Below: M-J's Crumb-Crust, Baked and Ready for Filling
Top this chocolate truffle tarte with whipped cream when serving it. Alternatively, cover it with meringue and bake in a hot oven for a few minutes until the meringue peaks are light brown.
Pictured below is my finished product. I used my own almond cookies ground up for the crumb-crust. A couple of hours after filling and cooling it, I inverted my baked and cooled tarte onto a piece of waxed paper, and then inverted it again onto a platter. A spring-form pan, which I didn't use, will allow you to make M-J's Chocolate Truffle Tarte without those steps, and it will look much more attractive. This recipe was created and developed on Thanksgiving Day 2009; copyright M-J de Mesterton
FOR MORE ORIGINAL RECIPES BY M-J, PLEASE VISIT THE ELEGANT COOK
Recipe and Photos Copyright M-J de Mesterton 2009
|Posted on November 25, 2009 at 11:42 PM|
|Posted on November 21, 2009 at 2:16 PM|
|Posted on November 9, 2009 at 7:10 PM|
Huevos Rancheros--fried eggs and grated cheese on tortillas with red or green chile gravy on top--are a health-promoting breakfast or brunch dish for winter and fall. Placing refritos, or refried beans, under the eggs is optional. Use either flour or corn tortillas, with Monterey Jack or Cheddar cheese. I like to sauté the tortillas in butter, grate cheese onto them, then fry the eggs, assemble the lot and pour on the chile gravy, finishing the top with more grated cheese.
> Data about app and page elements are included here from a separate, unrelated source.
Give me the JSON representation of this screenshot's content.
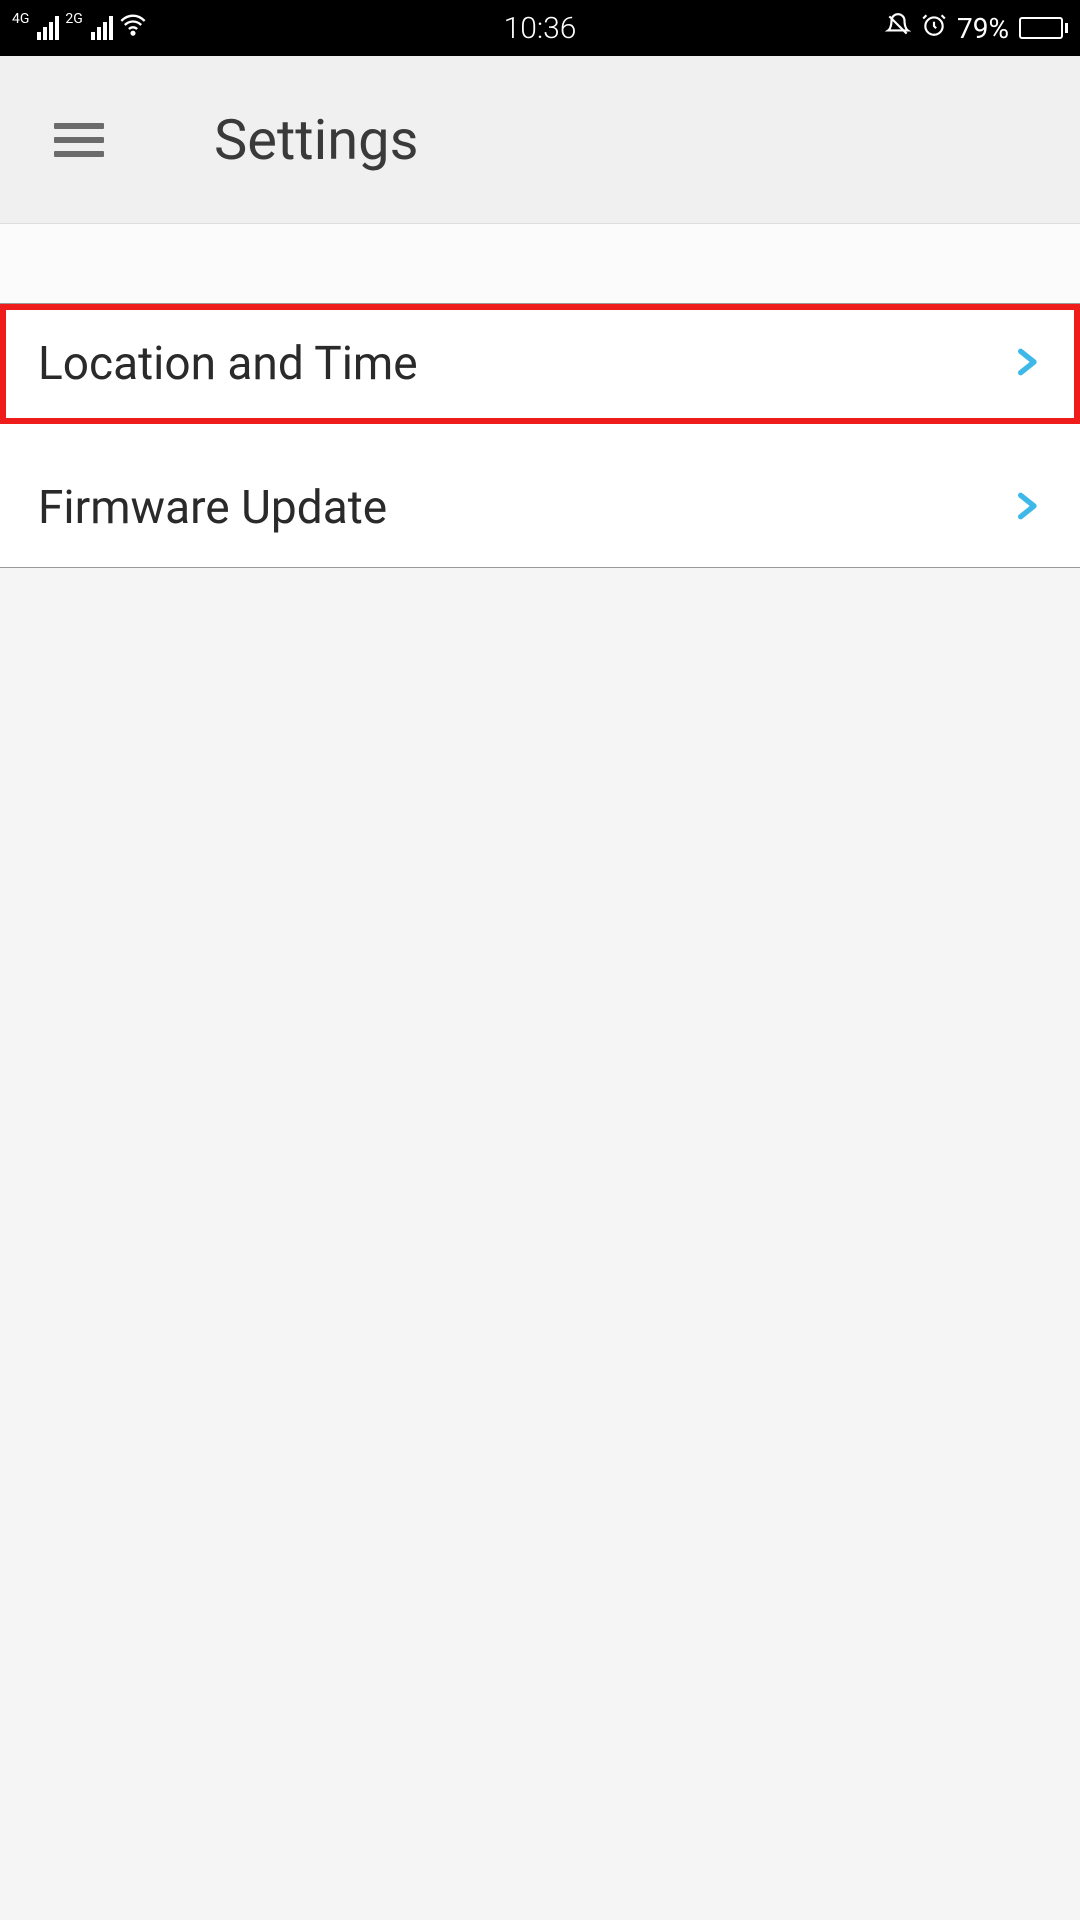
{
  "status": {
    "signal1_label": "4G",
    "signal2_label": "2G",
    "time": "10:36",
    "battery_pct": "79%"
  },
  "header": {
    "title": "Settings"
  },
  "list": {
    "items": [
      {
        "label": "Location and Time"
      },
      {
        "label": "Firmware Update"
      }
    ]
  }
}
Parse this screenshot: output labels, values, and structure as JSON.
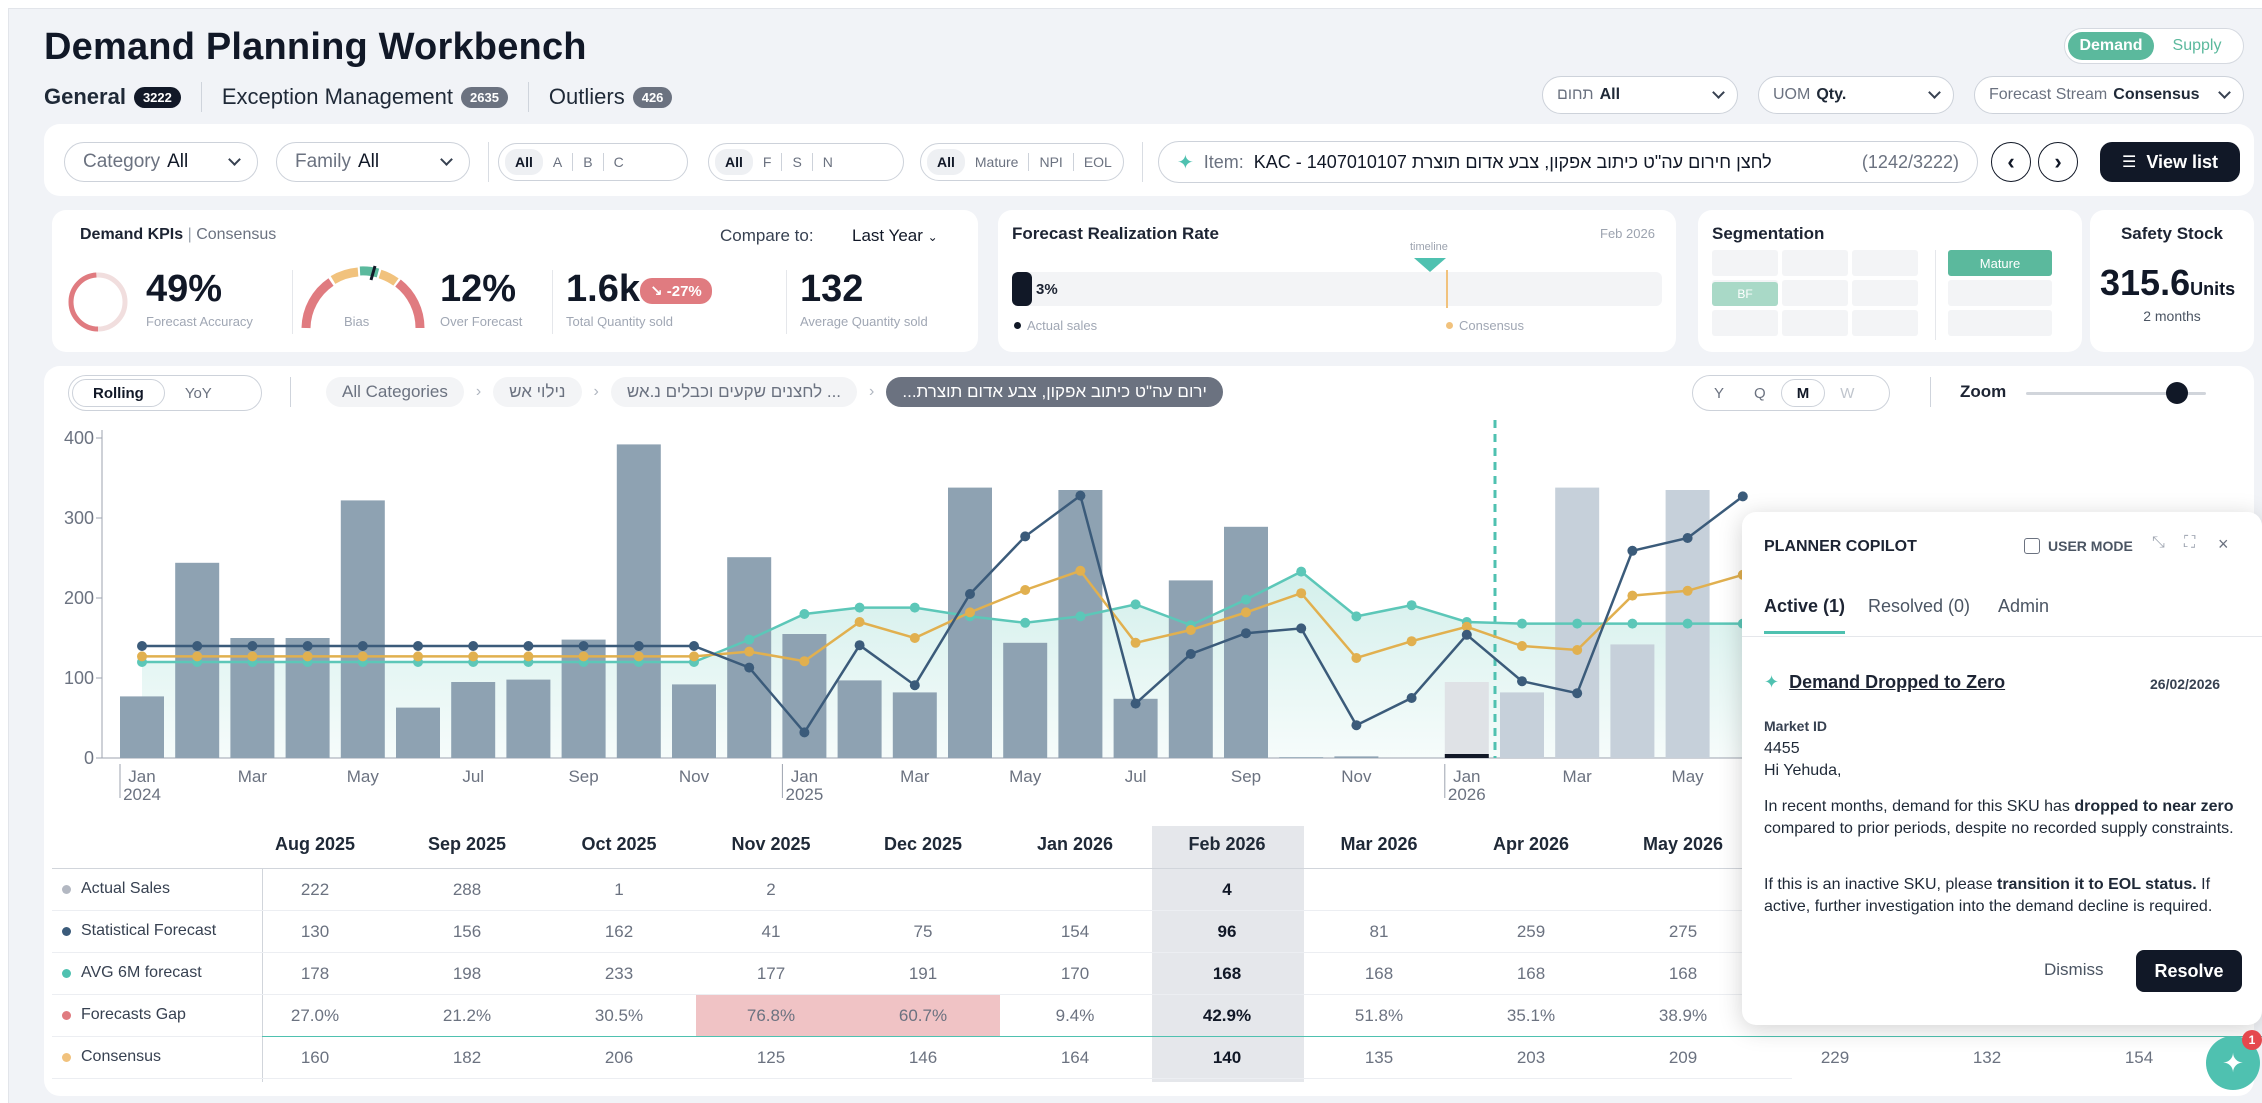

|Posted on October 24, 2009 at 4:10 PM|
Swedish Flax/Rye Bread
This is my own recipe. You won’t find this bread outside of Sweden, unless you are on an SAS flight.
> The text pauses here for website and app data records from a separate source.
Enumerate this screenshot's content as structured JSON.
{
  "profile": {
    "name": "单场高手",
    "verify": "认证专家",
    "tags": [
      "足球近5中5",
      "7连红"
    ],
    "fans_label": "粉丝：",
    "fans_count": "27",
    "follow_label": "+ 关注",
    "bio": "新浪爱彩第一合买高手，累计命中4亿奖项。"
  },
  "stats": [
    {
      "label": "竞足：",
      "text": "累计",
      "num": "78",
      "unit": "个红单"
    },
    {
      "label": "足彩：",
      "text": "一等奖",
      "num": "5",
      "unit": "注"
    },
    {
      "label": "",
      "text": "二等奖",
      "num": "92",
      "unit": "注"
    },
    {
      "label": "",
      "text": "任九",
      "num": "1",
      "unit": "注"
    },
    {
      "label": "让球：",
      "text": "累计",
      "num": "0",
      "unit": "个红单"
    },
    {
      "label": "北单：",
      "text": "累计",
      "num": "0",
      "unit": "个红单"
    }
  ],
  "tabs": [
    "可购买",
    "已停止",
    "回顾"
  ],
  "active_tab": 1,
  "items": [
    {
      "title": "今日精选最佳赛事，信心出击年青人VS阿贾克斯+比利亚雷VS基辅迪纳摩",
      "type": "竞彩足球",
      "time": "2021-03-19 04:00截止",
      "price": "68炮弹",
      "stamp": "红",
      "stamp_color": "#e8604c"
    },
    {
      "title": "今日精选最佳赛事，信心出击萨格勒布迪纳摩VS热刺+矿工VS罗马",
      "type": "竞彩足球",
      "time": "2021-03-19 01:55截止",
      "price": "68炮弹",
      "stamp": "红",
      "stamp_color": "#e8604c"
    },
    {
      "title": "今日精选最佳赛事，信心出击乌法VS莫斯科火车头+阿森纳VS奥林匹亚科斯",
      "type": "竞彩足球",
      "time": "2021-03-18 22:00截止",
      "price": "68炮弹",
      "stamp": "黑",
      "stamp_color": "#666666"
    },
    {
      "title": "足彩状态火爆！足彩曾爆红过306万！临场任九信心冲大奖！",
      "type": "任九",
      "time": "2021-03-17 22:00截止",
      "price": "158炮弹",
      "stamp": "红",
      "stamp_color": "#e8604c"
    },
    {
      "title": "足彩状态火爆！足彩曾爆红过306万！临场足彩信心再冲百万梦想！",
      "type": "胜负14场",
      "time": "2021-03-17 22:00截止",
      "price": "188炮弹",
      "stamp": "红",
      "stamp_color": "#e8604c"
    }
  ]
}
Four cups of hot water, to which a half-cup of buttermilk has been added
Two tablespoons of yeast
One third-cup of molasses (substitute: dark corn syrup)
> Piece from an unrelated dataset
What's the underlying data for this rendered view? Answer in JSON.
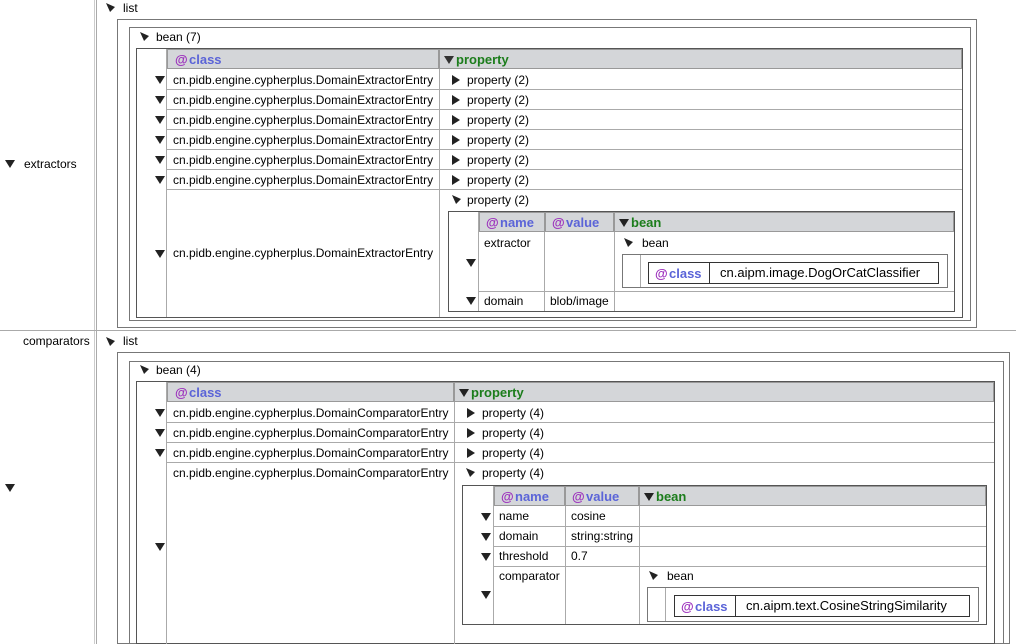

Two tablespoons of salt
Two cups of rye flour
Half cup of ground flaxseed
White flour–amounts vary, but it will be about six cups (the amount of flour needed depends upon the climate, the altitude, and the phase of the moon)
Dissolve the yeast in warm water/buttermilk mixture. Add the molasses and some of the two flours–enough to make a sponge. After it has bubbled up, add salt and the rest of the flour except for one cup. Let the dough rest forfifteen minutes. Keep adding more white flour as needed until the dough no longer sticks to the surface. Knead dough for eight minutes. Form into a ball, set into a buttered bowl, cover lightly with waxed paper or a tea-towel, and let rise until it is double the size. Punch down the bulk, kneading it again for a minute or two. Shape dough into loaves, dust pans with cornmeal or flaxseed, let rise until nearly double in size, then bake for one hour at 350* (moderately hot oven). Optional: brush the loaves with beaten egg-white for a shiny, crispy crust. This recipe will yield two slicing loaves and two baguettes. — Copyright M-J de Mesterton, 25th August 2007